This particular tree is a beech, Fagus sylvatica, approximately 300 – 350 years old. Toadstools (which are the fruiting bodies) of the fungus Pholiotus, ‘Shaggy parasol’, which grows on rotten wood, began to appear on the tree, which prompted us to look deeper into the tree’s physical state.

PiCUS tomography measures sound waves as they travel through the tree. The solidity of the wood dictates how fast they travel, allowing us to see a cross section through the stem.

The brown on this tomograph shows good healthy wood; green is wood in transition; and purple & blue shows rotten/dead wood. A tree can still be very stable if it has at least 70% brown around the outside, but as we can see, our beech has gone beyond this point.

This is a resistograph, showing the results of drilling into the root buttresses with a very fine, long drill. The amount of resistance the drill encounters gives an idea of how solid the wood is, up to a metre’s depth.

A further proof of the tree’s internal rooting is the Ganoderma fungus, ‘Beech heart-rot’ – this has just started to show on the surface, and has caused the dead wood inside.

Reducing the tree

We were advised to reduce the height of the beech by 40%. This reduces the weight that needs to be borne by the rotting stem, as well as mitigating the ‘wind sail’ effect. The smaller tree should stand for many more years; without the reduction, we might have seen the tree fall across the path within one or two years.

Arborists who have taken care of Harewood’s trees for many years are on site this week. They have rigged up an ‘English Reeve’, a rope system, between our beech and a large tree a few metres down the path (requiring around 500m of rope!). This will allow them to move the cut branches at canopy level, then drop them onto a clear section of path, to avoid damaging any smaller trees under the beech.

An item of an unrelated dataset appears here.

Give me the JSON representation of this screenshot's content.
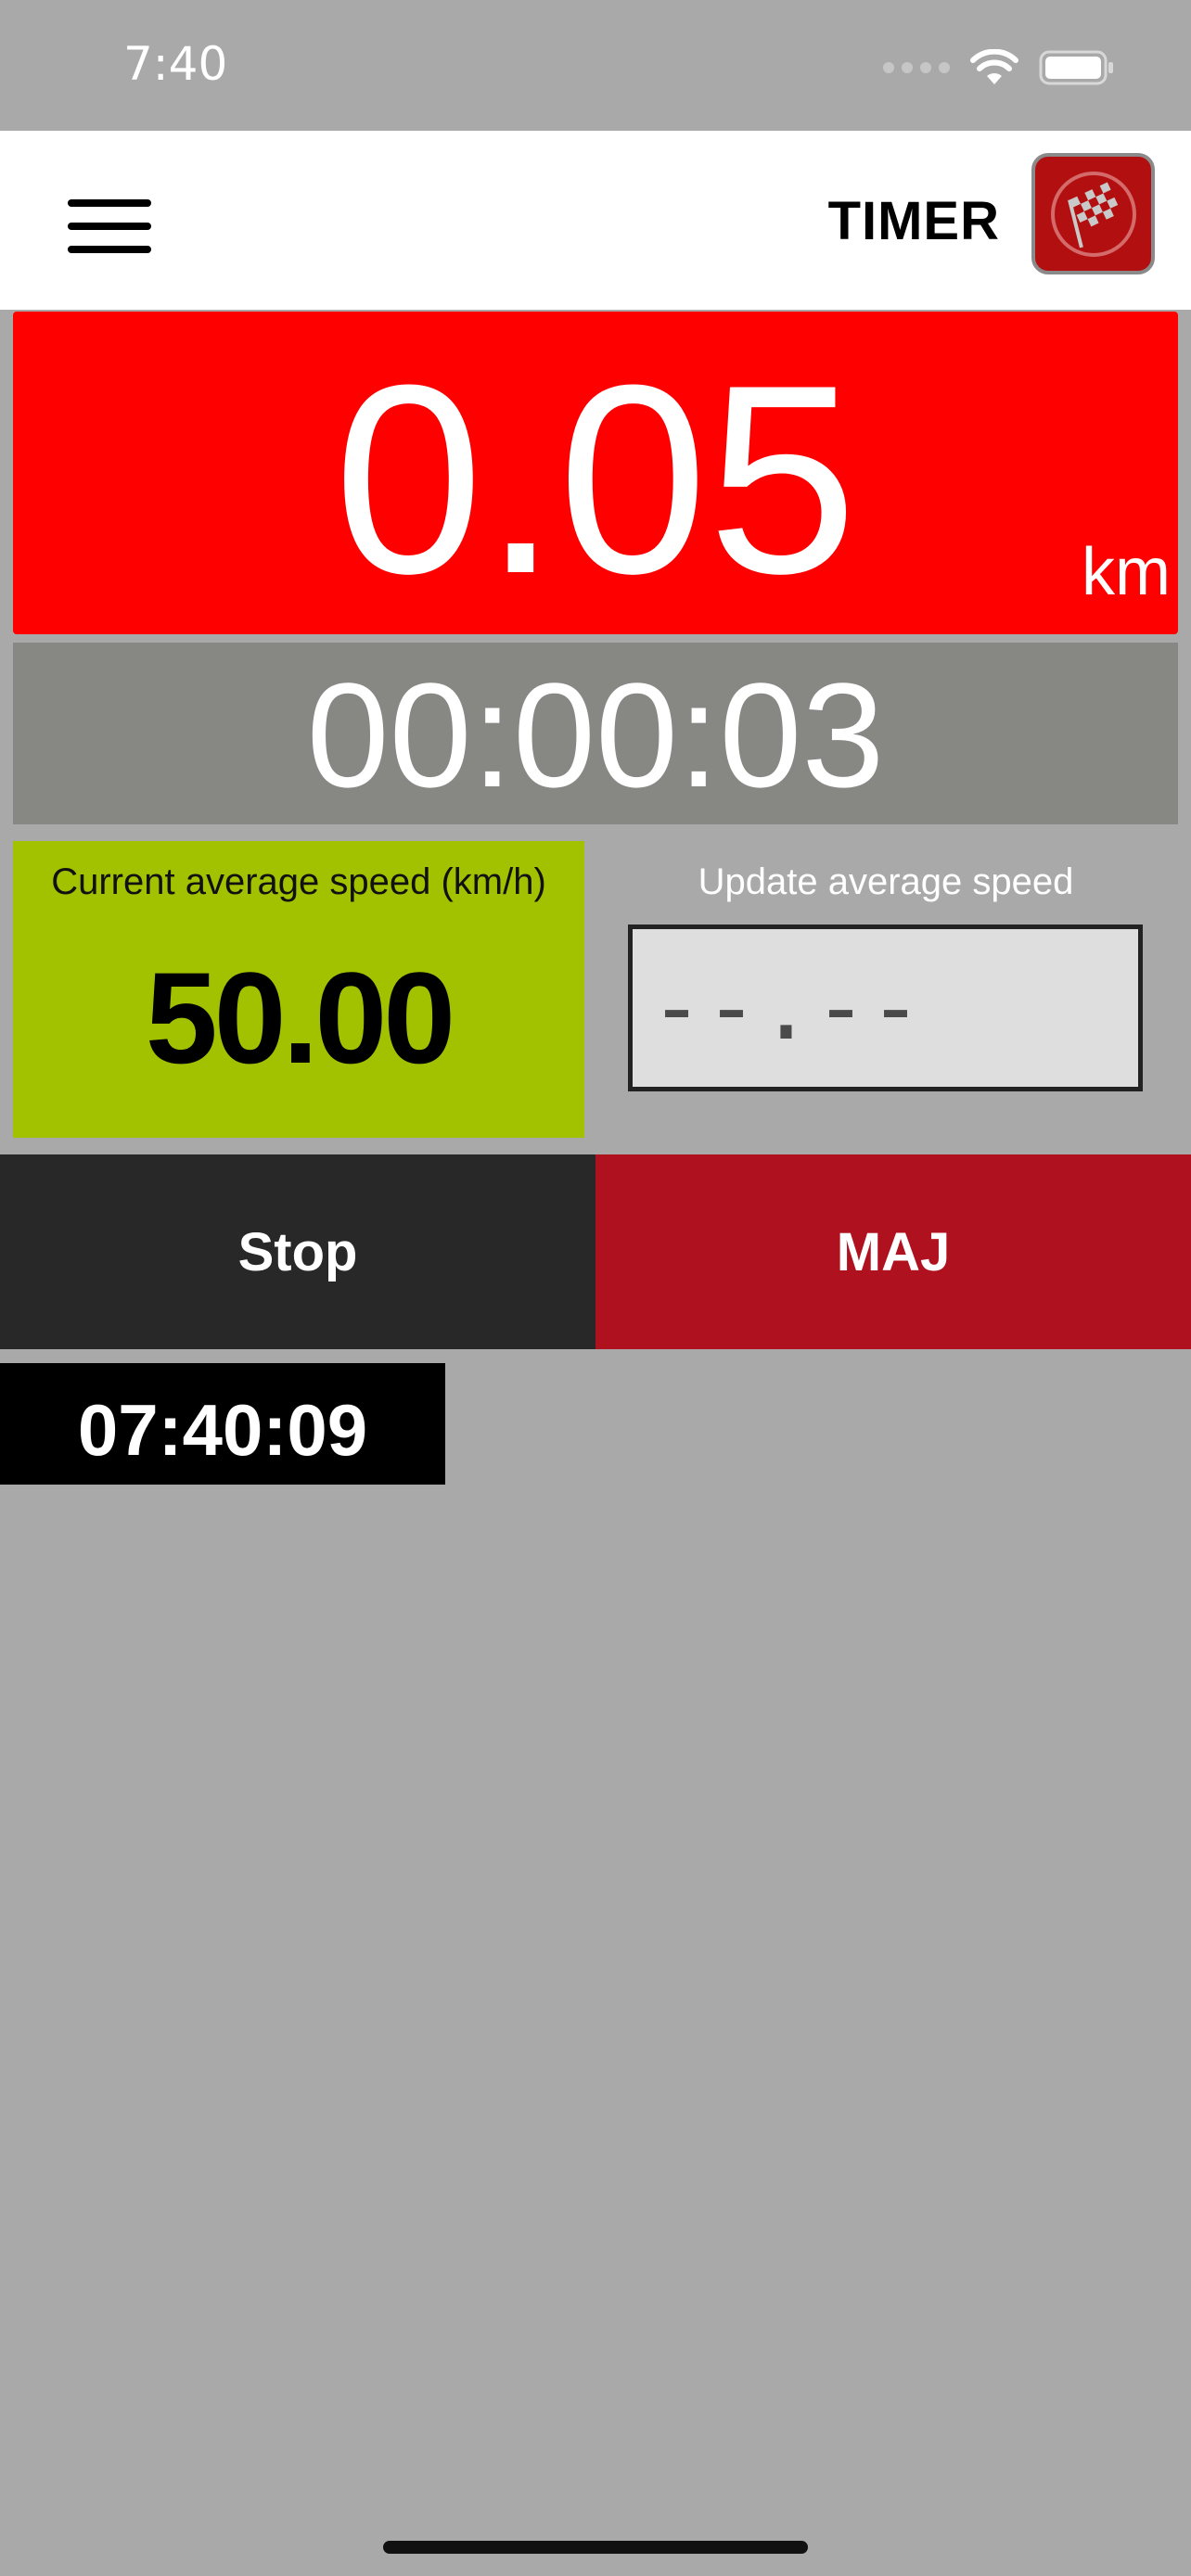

The beech with its rigging

The view across the lake may look slightly different, but we’re glad that this work will keep a beautiful tree standing for years to come.